From the listing that follows, count the lines including "Settings" and give the number alone.

-------

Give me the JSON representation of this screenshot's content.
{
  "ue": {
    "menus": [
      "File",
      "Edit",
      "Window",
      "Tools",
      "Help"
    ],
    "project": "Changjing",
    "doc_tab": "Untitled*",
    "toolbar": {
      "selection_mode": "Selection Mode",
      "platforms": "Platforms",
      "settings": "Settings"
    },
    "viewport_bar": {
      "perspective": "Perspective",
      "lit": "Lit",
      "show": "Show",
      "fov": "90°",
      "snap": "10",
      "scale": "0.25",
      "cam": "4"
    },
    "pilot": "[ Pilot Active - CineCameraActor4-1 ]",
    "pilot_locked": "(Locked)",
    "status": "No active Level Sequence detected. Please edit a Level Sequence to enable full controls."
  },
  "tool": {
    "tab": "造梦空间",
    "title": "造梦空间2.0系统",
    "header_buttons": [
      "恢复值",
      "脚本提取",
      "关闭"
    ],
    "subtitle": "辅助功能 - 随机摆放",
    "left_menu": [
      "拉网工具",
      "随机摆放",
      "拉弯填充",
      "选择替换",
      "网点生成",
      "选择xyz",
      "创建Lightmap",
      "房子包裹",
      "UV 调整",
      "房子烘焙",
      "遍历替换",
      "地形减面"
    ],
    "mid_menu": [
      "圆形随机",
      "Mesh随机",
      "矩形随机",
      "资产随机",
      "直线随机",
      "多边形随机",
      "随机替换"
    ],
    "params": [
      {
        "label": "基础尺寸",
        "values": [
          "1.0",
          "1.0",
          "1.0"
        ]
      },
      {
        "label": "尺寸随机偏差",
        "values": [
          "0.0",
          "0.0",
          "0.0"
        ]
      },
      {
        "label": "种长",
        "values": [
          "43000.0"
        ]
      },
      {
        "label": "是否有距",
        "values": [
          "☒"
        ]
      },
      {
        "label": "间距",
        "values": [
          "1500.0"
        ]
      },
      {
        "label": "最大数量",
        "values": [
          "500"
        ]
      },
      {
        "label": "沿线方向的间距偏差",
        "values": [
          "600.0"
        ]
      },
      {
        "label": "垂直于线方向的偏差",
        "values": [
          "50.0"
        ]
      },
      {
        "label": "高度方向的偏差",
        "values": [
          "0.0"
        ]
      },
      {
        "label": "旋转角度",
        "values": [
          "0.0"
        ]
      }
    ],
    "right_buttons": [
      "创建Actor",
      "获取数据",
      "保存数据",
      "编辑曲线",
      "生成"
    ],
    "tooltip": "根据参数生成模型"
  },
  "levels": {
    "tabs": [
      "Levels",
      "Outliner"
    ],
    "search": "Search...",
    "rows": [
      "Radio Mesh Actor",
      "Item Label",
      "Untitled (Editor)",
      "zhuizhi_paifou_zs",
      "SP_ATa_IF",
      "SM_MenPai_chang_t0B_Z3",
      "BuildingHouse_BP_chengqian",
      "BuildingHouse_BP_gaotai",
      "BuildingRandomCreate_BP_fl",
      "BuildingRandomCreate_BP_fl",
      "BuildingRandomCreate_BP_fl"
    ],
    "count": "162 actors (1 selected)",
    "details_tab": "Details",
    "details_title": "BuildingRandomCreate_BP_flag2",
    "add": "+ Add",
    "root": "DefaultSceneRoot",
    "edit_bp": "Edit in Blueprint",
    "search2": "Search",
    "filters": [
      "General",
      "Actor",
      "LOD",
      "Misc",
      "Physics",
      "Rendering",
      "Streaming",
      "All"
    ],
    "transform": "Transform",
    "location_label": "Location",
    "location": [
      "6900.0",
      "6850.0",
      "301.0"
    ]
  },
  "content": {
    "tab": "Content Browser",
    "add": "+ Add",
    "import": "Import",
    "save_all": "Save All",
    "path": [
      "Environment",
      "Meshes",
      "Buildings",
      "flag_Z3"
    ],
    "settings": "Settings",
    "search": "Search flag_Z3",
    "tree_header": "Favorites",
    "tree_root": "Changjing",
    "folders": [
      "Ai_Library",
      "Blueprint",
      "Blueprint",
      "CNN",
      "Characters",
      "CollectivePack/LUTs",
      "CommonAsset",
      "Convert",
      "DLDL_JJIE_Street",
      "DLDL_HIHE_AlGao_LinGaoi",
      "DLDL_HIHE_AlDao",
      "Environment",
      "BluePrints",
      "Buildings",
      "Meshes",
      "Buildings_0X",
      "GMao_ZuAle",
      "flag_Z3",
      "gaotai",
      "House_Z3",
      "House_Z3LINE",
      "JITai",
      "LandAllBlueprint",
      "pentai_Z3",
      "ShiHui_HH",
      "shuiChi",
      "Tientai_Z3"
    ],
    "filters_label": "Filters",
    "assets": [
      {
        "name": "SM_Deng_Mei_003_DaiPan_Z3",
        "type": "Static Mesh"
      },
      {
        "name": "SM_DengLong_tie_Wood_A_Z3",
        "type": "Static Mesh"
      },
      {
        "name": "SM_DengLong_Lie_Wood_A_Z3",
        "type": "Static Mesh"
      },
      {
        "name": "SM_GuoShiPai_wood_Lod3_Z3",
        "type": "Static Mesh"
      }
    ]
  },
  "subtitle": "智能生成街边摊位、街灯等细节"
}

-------

**ANSWER TO THE PROBLEM**
2